EXERCISE DIRECTIONS
Report each line of the entries below that includes "views".

Segment Start: RAW DATA

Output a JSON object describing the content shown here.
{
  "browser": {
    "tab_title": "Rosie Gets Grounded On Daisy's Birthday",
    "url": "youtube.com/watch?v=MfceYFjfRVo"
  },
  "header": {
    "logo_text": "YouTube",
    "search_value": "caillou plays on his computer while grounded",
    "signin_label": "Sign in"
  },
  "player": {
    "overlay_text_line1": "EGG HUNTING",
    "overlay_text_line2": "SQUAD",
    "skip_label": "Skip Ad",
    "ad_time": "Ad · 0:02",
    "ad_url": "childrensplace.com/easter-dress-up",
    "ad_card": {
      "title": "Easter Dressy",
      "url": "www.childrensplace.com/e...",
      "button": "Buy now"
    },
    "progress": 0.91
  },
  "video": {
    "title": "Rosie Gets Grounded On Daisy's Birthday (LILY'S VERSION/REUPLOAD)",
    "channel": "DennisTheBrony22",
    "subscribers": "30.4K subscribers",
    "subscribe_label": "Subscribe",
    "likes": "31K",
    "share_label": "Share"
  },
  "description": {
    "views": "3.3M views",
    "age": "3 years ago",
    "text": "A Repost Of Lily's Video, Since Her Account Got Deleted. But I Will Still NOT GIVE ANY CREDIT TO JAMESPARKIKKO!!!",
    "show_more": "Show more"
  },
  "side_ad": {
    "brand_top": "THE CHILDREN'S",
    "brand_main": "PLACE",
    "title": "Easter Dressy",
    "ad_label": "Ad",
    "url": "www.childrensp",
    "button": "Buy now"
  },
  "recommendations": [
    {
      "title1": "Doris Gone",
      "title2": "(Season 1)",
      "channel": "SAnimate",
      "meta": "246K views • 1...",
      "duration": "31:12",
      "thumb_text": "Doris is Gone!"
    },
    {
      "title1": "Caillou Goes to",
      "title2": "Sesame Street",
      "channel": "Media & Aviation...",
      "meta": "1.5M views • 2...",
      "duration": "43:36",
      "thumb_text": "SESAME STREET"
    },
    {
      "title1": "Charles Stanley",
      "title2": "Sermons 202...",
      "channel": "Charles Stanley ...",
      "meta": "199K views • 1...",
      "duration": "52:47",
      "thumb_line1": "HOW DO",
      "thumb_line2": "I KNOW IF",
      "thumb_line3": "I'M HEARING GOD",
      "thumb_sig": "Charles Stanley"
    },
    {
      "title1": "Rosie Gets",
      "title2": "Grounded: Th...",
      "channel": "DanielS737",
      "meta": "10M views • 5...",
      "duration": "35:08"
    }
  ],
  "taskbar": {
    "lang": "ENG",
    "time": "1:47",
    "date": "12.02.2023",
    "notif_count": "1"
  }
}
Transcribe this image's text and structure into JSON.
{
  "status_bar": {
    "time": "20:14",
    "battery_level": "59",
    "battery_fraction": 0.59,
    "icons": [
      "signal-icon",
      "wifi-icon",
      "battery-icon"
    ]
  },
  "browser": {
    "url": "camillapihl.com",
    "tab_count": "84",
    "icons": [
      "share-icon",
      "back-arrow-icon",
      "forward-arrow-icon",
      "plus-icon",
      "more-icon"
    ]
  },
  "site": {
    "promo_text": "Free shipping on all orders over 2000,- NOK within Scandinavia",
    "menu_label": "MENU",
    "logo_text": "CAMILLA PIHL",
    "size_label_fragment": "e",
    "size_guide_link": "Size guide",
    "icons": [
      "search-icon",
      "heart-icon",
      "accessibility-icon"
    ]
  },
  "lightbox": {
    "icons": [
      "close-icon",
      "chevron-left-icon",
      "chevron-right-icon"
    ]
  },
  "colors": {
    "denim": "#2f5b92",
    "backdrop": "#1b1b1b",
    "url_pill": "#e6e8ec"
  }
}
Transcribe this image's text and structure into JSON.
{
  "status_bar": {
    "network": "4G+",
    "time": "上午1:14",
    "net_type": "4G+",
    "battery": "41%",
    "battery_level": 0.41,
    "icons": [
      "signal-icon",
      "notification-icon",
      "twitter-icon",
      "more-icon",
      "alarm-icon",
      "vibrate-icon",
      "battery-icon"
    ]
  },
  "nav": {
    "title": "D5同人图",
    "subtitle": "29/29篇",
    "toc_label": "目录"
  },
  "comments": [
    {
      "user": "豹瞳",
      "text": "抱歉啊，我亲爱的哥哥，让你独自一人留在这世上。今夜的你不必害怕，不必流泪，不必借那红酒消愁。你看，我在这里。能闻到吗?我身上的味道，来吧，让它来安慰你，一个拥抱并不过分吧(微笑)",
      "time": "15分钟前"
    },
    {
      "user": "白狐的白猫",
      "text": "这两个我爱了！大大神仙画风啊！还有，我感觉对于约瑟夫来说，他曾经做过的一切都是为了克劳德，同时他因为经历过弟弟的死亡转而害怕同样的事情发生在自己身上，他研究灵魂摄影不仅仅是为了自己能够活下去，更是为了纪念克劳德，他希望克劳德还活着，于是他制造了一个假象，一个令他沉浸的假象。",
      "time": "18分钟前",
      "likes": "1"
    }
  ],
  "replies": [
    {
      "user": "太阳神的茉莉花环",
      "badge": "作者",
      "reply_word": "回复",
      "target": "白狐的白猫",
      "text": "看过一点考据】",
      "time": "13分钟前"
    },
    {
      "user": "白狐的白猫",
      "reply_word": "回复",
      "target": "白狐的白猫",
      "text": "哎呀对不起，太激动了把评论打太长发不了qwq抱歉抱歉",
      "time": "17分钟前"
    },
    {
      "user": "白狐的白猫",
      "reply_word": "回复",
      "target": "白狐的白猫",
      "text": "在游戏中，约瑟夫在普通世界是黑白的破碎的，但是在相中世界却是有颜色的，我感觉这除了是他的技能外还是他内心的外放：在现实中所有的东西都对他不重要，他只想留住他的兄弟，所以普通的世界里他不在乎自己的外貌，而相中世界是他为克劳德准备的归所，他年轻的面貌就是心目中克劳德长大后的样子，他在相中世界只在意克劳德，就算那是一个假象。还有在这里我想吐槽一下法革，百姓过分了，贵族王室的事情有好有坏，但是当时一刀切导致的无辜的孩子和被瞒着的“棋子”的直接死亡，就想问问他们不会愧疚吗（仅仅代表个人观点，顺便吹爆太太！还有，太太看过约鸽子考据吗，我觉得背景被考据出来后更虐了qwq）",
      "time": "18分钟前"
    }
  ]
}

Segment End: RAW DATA

COMPLETED EXERCISE
    "views": "3.3M views",
      "meta": "246K views • 1...",
      "meta": "1.5M views • 2...",
      "meta": "199K views • 1...",
      "meta": "10M views • 5...",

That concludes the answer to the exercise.